Problem details | Your answer must be an exact copy of the records, minus any pictures.

Entries from a dataset of interfaces:
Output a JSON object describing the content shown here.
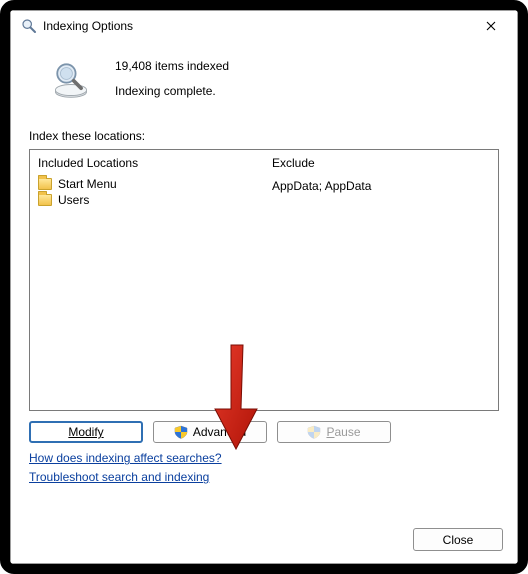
{
  "titlebar": {
    "title": "Indexing Options"
  },
  "status": {
    "count_line": "19,408 items indexed",
    "state_line": "Indexing complete."
  },
  "section_label": "Index these locations:",
  "columns": {
    "included_header": "Included Locations",
    "exclude_header": "Exclude"
  },
  "included": [
    {
      "label": "Start Menu"
    },
    {
      "label": "Users"
    }
  ],
  "excluded": [
    "",
    "AppData; AppData"
  ],
  "buttons": {
    "modify": "Modify",
    "advanced": "Advanced",
    "pause_prefix": "P",
    "pause_rest": "ause"
  },
  "links": {
    "help": "How does indexing affect searches?",
    "troubleshoot": "Troubleshoot search and indexing"
  },
  "footer": {
    "close": "Close"
  }
}
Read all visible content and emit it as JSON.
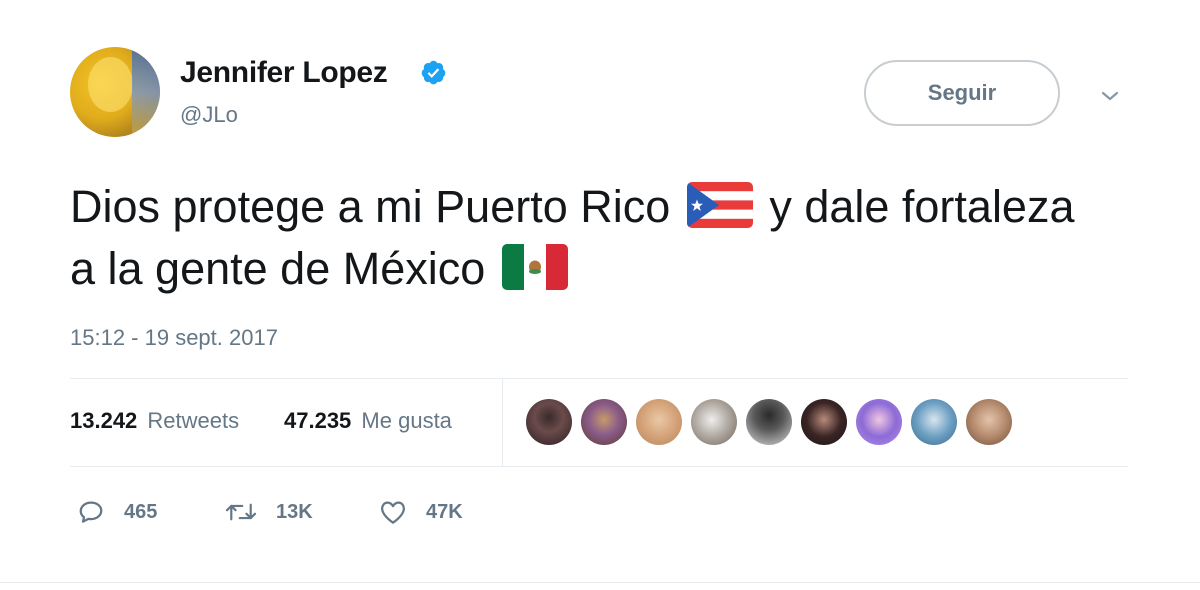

Problem solution |
Output a JSON object describing the content shown here.
{
  "titlebar": {
    "title": "Indexing Options"
  },
  "status": {
    "count_line": "19,408 items indexed",
    "state_line": "Indexing complete."
  },
  "section_label": "Index these locations:",
  "columns": {
    "included_header": "Included Locations",
    "exclude_header": "Exclude"
  },
  "included": [
    {
      "label": "Start Menu"
    },
    {
      "label": "Users"
    }
  ],
  "excluded": [
    "",
    "AppData; AppData"
  ],
  "buttons": {
    "modify": "Modify",
    "advanced": "Advanced",
    "pause_prefix": "P",
    "pause_rest": "ause"
  },
  "links": {
    "help": "How does indexing affect searches?",
    "troubleshoot": "Troubleshoot search and indexing"
  },
  "footer": {
    "close": "Close"
  }
}
Read all visible content and emit it as JSON.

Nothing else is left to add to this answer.